Start of Block

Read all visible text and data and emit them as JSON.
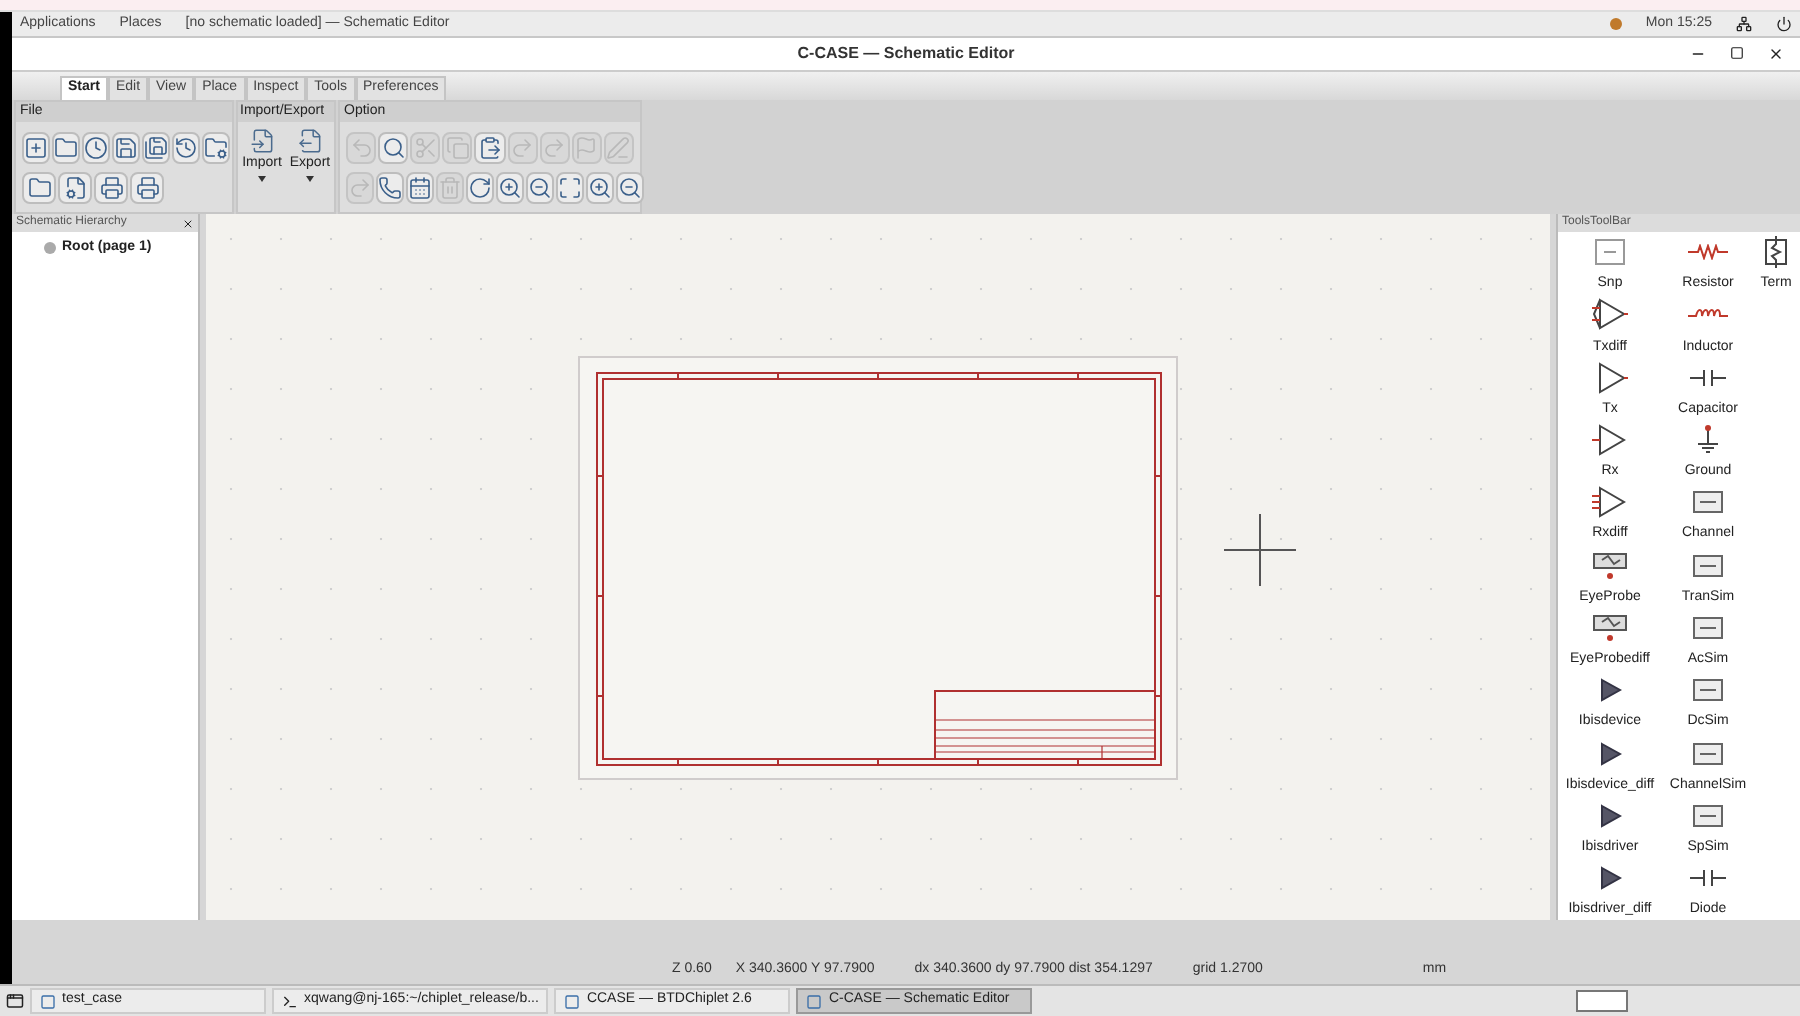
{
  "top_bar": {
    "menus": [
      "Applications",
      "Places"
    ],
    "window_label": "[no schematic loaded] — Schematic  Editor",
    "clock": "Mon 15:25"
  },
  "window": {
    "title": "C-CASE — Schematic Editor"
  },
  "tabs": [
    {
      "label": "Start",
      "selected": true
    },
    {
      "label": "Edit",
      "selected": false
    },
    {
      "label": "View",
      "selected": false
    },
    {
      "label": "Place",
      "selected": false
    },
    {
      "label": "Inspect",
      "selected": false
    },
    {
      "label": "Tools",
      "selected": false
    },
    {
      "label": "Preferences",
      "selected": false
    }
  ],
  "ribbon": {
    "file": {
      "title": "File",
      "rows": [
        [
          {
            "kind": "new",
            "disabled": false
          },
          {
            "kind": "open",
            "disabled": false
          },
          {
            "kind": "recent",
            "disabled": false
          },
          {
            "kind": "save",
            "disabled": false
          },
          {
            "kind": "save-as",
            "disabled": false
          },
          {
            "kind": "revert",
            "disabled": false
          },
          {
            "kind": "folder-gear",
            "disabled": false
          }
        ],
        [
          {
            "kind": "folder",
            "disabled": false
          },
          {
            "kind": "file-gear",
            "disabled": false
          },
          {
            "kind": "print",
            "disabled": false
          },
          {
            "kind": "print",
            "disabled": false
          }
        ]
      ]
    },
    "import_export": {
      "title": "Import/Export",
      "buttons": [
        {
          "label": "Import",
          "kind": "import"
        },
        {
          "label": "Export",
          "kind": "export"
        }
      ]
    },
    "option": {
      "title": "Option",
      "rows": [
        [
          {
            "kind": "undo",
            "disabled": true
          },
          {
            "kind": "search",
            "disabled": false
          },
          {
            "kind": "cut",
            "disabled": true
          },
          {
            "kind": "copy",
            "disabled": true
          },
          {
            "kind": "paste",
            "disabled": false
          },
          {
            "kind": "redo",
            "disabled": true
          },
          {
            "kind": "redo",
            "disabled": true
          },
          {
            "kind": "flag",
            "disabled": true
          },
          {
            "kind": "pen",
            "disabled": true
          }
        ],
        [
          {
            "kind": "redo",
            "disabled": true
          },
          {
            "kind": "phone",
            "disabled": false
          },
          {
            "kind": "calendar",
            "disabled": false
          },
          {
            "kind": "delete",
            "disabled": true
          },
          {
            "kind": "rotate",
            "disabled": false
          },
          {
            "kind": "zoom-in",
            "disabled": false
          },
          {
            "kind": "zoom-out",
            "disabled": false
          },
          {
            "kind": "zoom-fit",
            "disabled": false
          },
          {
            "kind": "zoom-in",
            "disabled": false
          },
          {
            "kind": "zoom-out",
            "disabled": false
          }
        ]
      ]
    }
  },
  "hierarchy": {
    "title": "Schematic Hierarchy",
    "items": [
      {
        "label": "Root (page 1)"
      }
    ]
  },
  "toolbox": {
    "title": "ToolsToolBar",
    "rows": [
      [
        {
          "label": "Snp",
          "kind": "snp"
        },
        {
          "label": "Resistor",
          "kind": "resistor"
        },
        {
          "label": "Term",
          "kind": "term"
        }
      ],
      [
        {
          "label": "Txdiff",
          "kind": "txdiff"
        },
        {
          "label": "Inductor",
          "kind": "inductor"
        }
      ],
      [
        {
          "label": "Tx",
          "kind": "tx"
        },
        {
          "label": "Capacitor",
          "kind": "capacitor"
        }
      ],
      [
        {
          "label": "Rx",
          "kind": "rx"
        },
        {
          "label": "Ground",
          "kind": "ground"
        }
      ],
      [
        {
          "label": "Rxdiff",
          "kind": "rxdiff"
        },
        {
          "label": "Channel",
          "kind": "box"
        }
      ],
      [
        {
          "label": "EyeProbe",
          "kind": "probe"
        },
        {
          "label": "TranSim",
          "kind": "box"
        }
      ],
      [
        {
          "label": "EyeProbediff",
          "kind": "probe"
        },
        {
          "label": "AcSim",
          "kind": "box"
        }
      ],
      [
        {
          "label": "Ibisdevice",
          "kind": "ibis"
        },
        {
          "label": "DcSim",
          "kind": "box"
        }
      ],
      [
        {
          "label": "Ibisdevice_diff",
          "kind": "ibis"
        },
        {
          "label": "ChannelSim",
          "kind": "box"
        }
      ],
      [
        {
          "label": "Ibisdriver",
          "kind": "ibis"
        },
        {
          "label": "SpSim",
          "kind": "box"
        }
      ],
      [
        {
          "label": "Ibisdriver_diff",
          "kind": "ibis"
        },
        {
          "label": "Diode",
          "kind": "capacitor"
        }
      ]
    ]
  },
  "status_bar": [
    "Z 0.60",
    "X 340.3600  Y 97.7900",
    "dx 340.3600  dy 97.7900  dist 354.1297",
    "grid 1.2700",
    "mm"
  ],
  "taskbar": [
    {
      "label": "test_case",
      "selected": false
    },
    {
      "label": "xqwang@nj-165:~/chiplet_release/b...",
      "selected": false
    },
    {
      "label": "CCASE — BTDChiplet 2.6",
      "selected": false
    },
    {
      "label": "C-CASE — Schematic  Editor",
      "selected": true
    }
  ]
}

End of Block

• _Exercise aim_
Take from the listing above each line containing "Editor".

• _Answer section_
    "window_label": "[no schematic loaded] — Schematic  Editor",
    "title": "C-CASE — Schematic Editor"
      "label": "C-CASE — Schematic  Editor",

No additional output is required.